Fashion in sport. Not something most of us think about all that much, is it? Perhaps when you’re watching figure skaters or gymnasts, yes, but what about golf and curling and tennis? Even though it’s not something many people may think about, I have been thinking about it a lot lately, and decided to write a little bit about it. On this blog, you’ll find posts about the history of fashion in certain sports. If there’s any sport about whose fashion you’d like to read a synopsis, be sure to check out my contact page and give me a shout with your request!
From the research I’ve done so far, it seems to me that for women, at least, fashion has dictated what they wear when they play sports at much as practicality. And a lot of the time, it wasn’t by choice. Which is just a huge sexist pain in the butt. Just wait until you read about women in tennis! A hundred years ago, they had to play in corsets and floor-length skirts! What’s that about? Luckily, the sports I’ve chosen to engage in in my life haven’t restricted me in terms of uniform just because I happen to be female.
There have been differences, of course, between things I’ve work and things my male counterparts have worn, and all have been for the benefit of the wearer, and not for some ridiculous fashionable reason. Most of these things have been based on protection. For example, in fencing, women are required to wear breast plates (for which I am very thankful), whereas men are not. Men were permitted to wear them, but I don’t think a single one of them did, for fear that it would make them look weak. Which is kinda sad. And a good example about how sexism hurts everyone! And their chests! None of the guys I know wore athletic cups, either, which was just so stupid. Some of them said they didn’t need them, others said they were uncomfortable. Either way. Stupid.

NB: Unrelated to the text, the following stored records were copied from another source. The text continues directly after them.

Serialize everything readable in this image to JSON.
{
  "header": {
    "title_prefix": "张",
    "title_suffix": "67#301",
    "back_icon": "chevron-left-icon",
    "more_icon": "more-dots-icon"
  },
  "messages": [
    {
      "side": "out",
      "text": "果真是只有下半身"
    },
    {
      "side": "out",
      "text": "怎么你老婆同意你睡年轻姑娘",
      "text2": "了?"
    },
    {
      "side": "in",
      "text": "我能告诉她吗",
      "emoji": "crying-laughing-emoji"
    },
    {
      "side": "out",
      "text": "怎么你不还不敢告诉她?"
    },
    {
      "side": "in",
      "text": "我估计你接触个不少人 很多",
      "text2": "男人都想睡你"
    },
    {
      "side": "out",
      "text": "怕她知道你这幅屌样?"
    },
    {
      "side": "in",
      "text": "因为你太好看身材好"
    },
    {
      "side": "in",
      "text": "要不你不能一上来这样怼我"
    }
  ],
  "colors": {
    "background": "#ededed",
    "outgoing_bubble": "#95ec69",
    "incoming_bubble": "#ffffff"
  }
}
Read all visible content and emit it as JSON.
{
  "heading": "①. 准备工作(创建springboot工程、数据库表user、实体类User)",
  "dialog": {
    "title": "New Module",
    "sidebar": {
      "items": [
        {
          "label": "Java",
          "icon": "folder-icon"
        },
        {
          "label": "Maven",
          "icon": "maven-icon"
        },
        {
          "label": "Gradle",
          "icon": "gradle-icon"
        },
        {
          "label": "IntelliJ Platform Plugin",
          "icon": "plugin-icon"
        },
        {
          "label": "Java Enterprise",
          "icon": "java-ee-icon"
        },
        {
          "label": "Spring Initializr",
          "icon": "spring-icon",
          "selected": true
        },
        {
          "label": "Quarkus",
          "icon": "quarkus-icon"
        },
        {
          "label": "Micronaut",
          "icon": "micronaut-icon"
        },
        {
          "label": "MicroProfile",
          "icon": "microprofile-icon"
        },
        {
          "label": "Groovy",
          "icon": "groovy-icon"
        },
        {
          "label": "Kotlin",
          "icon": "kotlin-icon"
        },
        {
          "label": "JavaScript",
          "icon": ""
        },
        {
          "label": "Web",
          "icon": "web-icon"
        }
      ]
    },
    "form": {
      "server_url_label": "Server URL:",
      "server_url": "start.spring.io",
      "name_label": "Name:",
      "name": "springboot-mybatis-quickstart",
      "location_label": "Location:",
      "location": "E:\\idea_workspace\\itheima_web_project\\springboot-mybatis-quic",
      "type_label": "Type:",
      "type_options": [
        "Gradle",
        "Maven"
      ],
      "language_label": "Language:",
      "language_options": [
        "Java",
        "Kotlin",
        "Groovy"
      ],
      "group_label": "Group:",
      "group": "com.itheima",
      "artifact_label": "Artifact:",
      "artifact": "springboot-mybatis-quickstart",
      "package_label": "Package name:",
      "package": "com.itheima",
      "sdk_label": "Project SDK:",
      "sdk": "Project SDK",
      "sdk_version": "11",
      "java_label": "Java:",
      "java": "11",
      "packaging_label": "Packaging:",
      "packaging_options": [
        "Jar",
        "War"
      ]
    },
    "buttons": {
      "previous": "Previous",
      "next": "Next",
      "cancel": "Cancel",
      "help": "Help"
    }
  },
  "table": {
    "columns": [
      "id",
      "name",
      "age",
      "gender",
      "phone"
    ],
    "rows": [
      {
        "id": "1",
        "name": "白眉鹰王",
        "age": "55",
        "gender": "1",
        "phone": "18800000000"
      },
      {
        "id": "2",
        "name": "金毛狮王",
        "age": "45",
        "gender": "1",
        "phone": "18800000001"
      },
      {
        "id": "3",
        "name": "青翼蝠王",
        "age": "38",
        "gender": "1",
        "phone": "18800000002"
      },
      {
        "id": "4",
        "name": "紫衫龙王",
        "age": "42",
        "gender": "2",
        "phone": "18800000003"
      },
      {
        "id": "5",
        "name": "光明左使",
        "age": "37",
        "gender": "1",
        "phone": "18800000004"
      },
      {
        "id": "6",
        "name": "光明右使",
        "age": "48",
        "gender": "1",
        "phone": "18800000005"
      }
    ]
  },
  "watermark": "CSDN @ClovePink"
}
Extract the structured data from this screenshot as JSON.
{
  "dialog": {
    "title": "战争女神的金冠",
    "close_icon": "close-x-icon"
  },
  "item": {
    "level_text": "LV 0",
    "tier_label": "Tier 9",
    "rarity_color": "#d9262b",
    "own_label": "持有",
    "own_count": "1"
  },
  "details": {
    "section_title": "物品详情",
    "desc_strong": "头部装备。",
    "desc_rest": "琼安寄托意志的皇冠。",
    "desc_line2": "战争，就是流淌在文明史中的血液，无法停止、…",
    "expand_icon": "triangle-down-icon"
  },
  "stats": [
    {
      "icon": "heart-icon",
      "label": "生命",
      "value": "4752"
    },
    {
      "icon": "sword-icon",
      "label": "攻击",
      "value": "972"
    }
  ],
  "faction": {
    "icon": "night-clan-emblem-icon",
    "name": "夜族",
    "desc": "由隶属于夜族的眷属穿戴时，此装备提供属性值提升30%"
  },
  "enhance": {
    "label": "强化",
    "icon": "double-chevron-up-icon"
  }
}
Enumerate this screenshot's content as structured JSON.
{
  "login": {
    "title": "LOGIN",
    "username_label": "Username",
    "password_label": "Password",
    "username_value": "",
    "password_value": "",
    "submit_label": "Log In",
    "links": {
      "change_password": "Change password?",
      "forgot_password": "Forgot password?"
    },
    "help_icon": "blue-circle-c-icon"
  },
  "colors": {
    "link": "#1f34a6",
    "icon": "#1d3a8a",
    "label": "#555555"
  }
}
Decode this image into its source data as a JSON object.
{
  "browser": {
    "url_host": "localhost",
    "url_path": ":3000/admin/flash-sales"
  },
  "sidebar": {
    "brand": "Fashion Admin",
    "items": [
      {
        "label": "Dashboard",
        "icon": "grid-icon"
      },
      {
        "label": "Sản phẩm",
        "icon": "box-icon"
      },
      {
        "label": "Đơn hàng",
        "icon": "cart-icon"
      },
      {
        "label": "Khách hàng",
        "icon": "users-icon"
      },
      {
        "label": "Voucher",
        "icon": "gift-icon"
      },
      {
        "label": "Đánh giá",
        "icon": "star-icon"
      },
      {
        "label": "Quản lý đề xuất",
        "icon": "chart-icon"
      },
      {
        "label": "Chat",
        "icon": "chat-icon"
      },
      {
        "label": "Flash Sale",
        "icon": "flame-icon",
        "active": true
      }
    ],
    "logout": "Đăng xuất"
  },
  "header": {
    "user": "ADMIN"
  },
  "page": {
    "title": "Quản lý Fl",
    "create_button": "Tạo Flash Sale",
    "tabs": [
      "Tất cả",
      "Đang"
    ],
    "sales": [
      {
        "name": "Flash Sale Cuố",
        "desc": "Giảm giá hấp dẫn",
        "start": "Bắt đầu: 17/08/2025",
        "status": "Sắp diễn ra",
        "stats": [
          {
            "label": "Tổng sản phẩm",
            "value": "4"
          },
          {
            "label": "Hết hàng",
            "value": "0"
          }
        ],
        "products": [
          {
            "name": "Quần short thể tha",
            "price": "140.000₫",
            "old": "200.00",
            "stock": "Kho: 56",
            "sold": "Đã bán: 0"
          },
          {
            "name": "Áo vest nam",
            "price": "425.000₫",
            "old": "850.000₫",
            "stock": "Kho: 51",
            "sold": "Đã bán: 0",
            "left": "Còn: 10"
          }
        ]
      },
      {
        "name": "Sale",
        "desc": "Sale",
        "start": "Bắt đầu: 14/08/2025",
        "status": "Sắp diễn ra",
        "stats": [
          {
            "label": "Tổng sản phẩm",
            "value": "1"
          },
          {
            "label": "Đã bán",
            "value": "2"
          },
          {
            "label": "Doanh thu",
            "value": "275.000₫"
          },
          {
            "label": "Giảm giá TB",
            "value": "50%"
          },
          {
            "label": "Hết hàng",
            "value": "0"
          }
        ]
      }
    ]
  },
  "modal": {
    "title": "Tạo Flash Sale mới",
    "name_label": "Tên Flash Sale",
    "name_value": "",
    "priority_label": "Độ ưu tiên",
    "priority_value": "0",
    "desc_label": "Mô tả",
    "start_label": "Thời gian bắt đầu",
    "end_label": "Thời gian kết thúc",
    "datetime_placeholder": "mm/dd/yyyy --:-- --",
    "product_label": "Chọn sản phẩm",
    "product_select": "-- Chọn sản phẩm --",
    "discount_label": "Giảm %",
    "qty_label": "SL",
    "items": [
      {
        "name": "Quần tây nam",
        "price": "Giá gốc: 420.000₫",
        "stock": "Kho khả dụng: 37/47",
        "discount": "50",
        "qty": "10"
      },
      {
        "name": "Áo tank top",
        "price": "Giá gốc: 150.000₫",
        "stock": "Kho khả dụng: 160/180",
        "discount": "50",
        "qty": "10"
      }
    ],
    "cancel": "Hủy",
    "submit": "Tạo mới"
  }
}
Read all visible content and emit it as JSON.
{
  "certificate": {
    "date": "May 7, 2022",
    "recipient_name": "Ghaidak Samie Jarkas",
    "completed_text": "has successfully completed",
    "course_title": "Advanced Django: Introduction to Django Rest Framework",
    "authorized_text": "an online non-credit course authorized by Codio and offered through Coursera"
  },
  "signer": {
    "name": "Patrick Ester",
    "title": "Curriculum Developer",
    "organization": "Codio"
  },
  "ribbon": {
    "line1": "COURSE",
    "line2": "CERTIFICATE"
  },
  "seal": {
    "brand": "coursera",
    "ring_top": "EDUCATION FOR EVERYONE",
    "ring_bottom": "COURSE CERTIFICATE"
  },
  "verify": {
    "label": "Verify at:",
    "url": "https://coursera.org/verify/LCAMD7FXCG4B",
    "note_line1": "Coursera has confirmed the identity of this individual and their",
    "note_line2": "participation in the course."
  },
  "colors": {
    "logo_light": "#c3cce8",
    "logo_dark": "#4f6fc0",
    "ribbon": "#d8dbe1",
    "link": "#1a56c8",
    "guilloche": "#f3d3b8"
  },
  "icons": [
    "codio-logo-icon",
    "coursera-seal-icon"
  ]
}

Cups and breast plates are the kinds of uniform parts that I totally understand have to be different for women and men. Shorts vs skirts, on the other hand … not so much. If women want to wear tennis skirts, that’s totally cool. I think they’re adorable. But if they want to wear shorts, I think they should do that, and that they shouldn’t get shade thrown at them for it. Because what the heck. I do respect tradition, but as long as tradition treats men and women equally, like Wimbledon’s requirement that all the competitors wear white. But if you’re going to follow tradition, just make sure it’s fair to both genders, you know? And that goes both ways! Just so happens that it’s usually women’s fashion that’s more … constricting.
So although this intro became a whole lot about women’s sports fashion vs men’s sports fashion, that’s not what this blog is all about, promise! I just explore the most interesting changes in sports fashion, and whether they happen to affect women, men, or both is incidental!